Exercise requirements: Your answer consists of the lines in the data that contain "JSON". Copy each of them.

Records to process:
——————

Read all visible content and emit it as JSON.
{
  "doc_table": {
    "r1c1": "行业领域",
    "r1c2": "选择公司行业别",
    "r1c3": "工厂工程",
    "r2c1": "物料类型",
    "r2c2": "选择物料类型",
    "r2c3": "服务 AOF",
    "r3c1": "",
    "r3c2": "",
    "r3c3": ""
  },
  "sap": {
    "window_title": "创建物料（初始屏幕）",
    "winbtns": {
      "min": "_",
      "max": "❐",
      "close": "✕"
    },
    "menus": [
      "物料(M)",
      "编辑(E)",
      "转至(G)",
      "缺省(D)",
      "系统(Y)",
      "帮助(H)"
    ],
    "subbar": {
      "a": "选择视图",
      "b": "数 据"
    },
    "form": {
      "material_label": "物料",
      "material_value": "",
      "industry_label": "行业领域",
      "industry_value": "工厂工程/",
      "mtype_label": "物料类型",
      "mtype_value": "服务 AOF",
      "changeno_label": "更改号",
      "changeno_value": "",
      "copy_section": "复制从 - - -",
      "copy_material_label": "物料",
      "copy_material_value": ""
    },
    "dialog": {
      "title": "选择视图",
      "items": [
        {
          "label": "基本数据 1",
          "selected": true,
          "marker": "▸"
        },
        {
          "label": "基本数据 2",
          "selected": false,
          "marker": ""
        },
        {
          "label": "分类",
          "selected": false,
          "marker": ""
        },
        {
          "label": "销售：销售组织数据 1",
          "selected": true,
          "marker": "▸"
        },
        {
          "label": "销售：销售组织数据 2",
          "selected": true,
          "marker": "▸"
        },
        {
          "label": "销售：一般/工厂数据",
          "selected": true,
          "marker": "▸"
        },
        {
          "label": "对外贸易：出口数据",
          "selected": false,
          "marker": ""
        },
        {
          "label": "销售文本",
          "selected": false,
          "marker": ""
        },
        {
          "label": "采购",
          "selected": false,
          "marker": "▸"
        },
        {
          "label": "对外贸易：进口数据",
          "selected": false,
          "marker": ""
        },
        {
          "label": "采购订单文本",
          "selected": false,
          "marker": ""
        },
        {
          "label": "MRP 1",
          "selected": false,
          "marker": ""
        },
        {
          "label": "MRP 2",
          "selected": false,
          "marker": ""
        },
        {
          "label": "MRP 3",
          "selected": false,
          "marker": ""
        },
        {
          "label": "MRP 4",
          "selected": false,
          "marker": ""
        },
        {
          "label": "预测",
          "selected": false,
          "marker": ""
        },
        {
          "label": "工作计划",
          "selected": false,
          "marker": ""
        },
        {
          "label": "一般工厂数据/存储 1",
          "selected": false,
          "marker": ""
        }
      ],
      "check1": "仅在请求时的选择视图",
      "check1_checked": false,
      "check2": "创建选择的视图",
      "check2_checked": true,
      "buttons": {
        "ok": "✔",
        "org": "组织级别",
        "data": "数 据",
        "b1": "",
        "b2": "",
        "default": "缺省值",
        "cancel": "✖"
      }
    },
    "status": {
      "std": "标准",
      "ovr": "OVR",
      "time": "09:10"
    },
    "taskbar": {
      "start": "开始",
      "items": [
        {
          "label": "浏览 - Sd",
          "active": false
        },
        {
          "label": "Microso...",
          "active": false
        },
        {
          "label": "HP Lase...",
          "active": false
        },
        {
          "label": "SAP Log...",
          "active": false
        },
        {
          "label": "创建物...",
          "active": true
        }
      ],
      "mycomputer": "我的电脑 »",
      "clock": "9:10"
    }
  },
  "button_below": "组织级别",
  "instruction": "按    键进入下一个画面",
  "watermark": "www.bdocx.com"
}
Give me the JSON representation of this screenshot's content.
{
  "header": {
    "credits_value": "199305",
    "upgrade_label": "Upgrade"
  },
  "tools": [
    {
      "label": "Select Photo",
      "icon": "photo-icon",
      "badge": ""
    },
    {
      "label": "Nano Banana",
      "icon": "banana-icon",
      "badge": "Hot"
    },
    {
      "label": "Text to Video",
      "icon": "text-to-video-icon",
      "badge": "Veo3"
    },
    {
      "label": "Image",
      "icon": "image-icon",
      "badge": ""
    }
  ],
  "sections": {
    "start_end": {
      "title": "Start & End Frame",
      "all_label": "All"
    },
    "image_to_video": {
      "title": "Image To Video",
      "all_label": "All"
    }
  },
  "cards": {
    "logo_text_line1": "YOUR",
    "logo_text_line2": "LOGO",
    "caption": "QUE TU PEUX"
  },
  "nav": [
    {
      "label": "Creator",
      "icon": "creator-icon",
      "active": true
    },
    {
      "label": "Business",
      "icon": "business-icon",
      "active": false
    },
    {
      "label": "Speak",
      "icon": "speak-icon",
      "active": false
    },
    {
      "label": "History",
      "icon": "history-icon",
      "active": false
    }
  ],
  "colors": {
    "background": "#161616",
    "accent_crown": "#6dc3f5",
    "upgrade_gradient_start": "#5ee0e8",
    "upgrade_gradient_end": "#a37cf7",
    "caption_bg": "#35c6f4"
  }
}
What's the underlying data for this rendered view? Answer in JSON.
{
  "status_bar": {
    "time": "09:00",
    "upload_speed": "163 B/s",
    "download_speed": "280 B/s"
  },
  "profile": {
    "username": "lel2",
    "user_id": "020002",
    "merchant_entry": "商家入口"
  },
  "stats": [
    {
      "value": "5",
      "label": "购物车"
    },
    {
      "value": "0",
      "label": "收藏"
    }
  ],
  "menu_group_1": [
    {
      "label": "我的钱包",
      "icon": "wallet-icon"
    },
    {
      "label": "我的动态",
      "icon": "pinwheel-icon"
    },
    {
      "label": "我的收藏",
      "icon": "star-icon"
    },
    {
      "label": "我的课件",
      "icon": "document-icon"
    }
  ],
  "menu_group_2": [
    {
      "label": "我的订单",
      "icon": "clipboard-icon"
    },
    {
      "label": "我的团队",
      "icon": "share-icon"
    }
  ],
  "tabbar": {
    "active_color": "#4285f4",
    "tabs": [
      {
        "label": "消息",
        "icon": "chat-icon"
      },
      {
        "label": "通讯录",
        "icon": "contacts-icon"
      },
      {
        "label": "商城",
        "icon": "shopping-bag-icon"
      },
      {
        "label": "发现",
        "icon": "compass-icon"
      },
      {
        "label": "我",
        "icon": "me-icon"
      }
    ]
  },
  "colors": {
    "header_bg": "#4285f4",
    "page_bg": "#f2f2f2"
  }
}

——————

Reply to the task:
Read all visible content and emit it as JSON.
Give me the JSON representation of this screenshot's content.
What's the underlying data for this rendered view? Answer in JSON.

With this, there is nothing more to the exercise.